It is alarming and it should concern our health authorities.
Aside from the existing health protocols which Filipinos have already grown accustomed to, contact tracing is key: first, to determine the specific areas where the surges occur or are evident, so that extra control measures and closer supervision can be instituted immediately.
This is where the role of the local government units (LGUs) becomes indispensable since they are the closest to the potential spreaders – not to mention their familiarity with the people in their localities.
In an interview on DZRH, Sen. Lacson answered questions on: * criticisms vs Anti-Terrorism Bill, including high-profile personalities [24:23]
* how National ID system can speed up contact tracing [21:45]
The app allows users to log interactions with other people; and do self-assessment if they experience symptoms. In just a few days of implementation, the local government has already signed up 42,000 out of the municipality’s 97,557 residents. For those without smartphones, the local government’s barangay and police personnel can input the information for them.
Meanwhile, in Baguio City, the local government under Mayor Benjamin Magalong is doing contact tracing using the EndCovid-19 system, which relies on the geographical information system (GIS) platform to plot the areas where possible COVID-19 carriers live – similar to that which he introduced when he was Cordillera regional police chief.
Combined with cognitive interviews and analytical tools, the system has made Baguio City a model for contact tracing.
With these technologies, we can potentially save P11.7 billion being asked by the Department of Health for contact tracers. I share Senate President Vicente Sotto III’s sentiment that there are more practical uses for the amount. These may include livelihood programs for those affected by the COVID-triggered lockdowns, among others.
Our national agencies, including the Department of Health, need not look far for contact tracing solutions that are effective, yet are not intrusive. Instead, they must take a cue from our LGUs. Especially given our limited resources, they can do no less.
Finance Secretary Carlos Dominguez III, one of the few sensible souls in the Cabinet, has proposed to prioritize the hiring of contact tracers en masse to boost efforts to stop transmission and provide jobs to stimulate the economy through spending.
Contact tracing is a key first step in addressing the COVID-19 threat. It should provide the baseline data or reference on who to test. Without it, our mass testing will be like shooting at the moon or running around like headless chickens.
Kung maipapatupad ang mungkahing ito nang maayos, maaari nating lutasin agad ang dalawang problema.
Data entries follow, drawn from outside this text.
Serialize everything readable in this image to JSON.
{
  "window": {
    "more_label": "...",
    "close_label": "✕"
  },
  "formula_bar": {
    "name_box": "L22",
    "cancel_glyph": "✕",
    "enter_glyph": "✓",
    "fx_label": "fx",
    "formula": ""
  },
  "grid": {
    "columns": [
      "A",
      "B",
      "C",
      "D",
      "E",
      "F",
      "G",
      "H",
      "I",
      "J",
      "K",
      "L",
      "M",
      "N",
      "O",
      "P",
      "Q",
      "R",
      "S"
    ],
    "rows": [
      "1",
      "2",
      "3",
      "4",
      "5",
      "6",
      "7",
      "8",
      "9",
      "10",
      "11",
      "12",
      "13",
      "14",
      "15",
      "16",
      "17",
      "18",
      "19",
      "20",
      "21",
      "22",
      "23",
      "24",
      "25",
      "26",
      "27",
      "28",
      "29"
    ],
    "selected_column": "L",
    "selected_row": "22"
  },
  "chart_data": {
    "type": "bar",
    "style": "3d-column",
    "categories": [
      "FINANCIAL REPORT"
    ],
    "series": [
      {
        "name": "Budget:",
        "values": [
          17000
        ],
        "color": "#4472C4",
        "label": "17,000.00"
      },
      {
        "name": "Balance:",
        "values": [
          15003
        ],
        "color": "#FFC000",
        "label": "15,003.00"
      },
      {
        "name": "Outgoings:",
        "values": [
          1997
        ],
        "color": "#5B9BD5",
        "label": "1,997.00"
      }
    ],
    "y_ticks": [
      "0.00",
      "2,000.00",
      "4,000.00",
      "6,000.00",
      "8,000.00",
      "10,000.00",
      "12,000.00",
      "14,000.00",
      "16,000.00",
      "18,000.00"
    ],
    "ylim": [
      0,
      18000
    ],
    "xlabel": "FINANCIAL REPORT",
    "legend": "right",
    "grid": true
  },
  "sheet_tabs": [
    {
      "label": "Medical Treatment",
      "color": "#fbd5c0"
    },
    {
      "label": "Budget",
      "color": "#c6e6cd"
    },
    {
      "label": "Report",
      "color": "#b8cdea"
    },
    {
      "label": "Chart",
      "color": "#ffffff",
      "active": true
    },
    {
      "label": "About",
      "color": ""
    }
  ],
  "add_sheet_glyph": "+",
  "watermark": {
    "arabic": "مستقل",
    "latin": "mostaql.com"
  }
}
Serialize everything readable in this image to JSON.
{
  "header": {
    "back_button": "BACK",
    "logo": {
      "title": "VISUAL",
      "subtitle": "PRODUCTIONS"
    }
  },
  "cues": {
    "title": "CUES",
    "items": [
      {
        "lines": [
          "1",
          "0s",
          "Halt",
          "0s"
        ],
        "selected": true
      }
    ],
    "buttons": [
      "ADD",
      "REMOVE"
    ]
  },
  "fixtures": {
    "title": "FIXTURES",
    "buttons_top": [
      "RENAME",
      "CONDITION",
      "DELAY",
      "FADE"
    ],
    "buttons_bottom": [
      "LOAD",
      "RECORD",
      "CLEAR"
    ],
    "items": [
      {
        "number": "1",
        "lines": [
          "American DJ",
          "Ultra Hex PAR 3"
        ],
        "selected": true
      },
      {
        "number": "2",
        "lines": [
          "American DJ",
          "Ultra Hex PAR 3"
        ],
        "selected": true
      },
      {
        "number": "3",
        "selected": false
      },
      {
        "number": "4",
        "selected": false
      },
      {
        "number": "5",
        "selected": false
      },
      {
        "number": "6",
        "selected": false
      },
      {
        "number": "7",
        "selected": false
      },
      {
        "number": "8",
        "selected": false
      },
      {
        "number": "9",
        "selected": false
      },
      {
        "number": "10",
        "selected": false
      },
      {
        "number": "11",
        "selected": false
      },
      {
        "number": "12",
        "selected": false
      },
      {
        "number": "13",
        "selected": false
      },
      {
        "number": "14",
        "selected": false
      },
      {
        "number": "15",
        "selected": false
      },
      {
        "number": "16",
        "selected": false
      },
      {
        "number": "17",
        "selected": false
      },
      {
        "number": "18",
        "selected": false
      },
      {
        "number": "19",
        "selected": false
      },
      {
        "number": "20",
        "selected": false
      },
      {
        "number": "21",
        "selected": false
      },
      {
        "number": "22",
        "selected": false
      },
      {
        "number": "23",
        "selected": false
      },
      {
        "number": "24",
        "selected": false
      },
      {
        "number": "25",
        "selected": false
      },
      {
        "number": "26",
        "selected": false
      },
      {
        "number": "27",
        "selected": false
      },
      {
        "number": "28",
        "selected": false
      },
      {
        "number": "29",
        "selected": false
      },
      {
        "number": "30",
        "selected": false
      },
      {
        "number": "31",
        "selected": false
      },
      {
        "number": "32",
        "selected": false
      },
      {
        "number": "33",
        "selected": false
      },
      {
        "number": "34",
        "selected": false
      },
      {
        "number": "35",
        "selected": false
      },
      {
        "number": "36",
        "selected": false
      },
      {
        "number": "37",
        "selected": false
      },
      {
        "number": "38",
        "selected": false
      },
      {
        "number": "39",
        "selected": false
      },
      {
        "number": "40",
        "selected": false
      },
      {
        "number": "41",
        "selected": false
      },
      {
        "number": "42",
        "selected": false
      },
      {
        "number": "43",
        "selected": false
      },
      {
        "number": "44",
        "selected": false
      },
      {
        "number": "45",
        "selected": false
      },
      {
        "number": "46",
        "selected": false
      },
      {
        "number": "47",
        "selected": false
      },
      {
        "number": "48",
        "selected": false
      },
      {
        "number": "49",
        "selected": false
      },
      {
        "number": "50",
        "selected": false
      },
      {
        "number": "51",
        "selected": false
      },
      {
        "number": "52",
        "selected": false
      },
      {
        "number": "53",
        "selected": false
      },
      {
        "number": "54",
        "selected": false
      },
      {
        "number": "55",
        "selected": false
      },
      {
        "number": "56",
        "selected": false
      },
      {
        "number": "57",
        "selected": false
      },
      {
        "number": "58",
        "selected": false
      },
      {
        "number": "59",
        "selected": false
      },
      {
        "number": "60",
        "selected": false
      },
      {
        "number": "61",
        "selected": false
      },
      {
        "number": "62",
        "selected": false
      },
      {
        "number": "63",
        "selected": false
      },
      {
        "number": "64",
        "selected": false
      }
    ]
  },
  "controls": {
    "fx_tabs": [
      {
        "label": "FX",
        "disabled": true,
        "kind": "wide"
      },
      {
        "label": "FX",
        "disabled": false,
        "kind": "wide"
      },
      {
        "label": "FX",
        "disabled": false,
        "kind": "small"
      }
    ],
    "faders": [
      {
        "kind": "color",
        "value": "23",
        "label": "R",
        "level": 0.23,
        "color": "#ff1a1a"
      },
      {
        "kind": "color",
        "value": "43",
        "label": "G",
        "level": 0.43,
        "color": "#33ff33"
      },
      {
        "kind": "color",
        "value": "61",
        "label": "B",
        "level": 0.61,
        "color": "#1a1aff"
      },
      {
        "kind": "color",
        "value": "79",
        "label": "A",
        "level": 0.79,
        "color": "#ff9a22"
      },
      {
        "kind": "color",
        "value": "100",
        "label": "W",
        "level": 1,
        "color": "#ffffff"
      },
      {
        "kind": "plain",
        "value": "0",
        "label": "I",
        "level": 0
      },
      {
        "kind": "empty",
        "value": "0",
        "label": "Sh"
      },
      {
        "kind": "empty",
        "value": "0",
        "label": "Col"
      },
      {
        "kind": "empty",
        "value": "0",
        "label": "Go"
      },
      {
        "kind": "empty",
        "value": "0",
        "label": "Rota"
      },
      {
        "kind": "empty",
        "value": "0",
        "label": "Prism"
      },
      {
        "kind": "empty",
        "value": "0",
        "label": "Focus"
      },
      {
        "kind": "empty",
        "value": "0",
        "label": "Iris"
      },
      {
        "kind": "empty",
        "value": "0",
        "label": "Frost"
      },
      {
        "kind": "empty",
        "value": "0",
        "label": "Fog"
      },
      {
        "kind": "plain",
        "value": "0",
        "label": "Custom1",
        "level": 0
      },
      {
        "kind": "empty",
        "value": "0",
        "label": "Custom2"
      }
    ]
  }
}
Ang bagay na ito ay nasa kamay na ng liderato ng Department of Health: Maiimplementa kaya nila ang mungkahi ni Secretary Dominguez?
In an interview on DZRH, Sen. Lacson answered questions on:
* post-ECQ scenarios [1:01]
* continued lack of testing, contact tracing [2:46]
* Senate teleconferencing due to COVID-19 [12:59]
* Pagcor allowing reopening of POGO [21:48]
* mensahe sa mga pasaway [28:21]
In an interview on DWIZ, Sen. Lacson answered questions on:
* extension of ECQ/lockdown [0:19]
* need for discipline during ECQ [4:07]
* barangay officials’ problems [10:02]
* sayang ang National ID system [14:04]
* May 4 session resumption; options on legislative calendar [18:09]
* test period for DOH Sec Duque [22:40]
For one, through the private sector’s initiative in coordination with the Inter-Agency Task Force on Emerging Infectious Diseases and other government agencies, massive rapid testing will start tomorrow, April 14, if it is not being done already.
Secondly, contact tracing, hopefully, will now be more efficient with the latest guideline issued by IATF for mandatory disclosure of COVID-19 infected persons for more efficient self-quarantine.
Thirdly, after a long and unnecessary delay, the FDA approved the use of test kits – including at least 10 rapid antibody test kits and 23 PCR-based test kits as of April 8. The delay was amid the willingness of private donors to spend big money to help accelerate mass testing through the use of rapid antibody test kits, and even after we asked the FDA about the usefulness of such rapid test kits as early as our March 24 caucus prior to our 18-hour plenary debates to pass Republic Act 11469 (Bayanihan to Heal As One Act) on the same day, with some Cabinet members in attendance.
What I can’t understand for the life of me is why the DOH keeps issuing circulars that seem to circumvent Sec 4(j) of the Bayanihan Act that provides for some leeway for donated test kits that otherwise have already been in use in other jurisdictions, by mandating the turnover of all donations to DOH but would not allow its use. This is compounded by a requirement for accreditation that includes, among others, an application by the manufacturer or distributor of such health products. Since these are donations and therefore not for business purposes, how in the world will these donors look for local distributors, or look for the manufacturer to file for an application? Sec 4(j) specifically states that all donated health products need only a certification from the regulatory agency/ies of the country that allows the use of such health products for FDA to approve the same.
On the other hand, there is no saying that Secretary Carlito Galvez Jr. is not doing a good job as chief implementer of the government’s national response against COVID-19, by playing catch-up for the inadequacies of some people.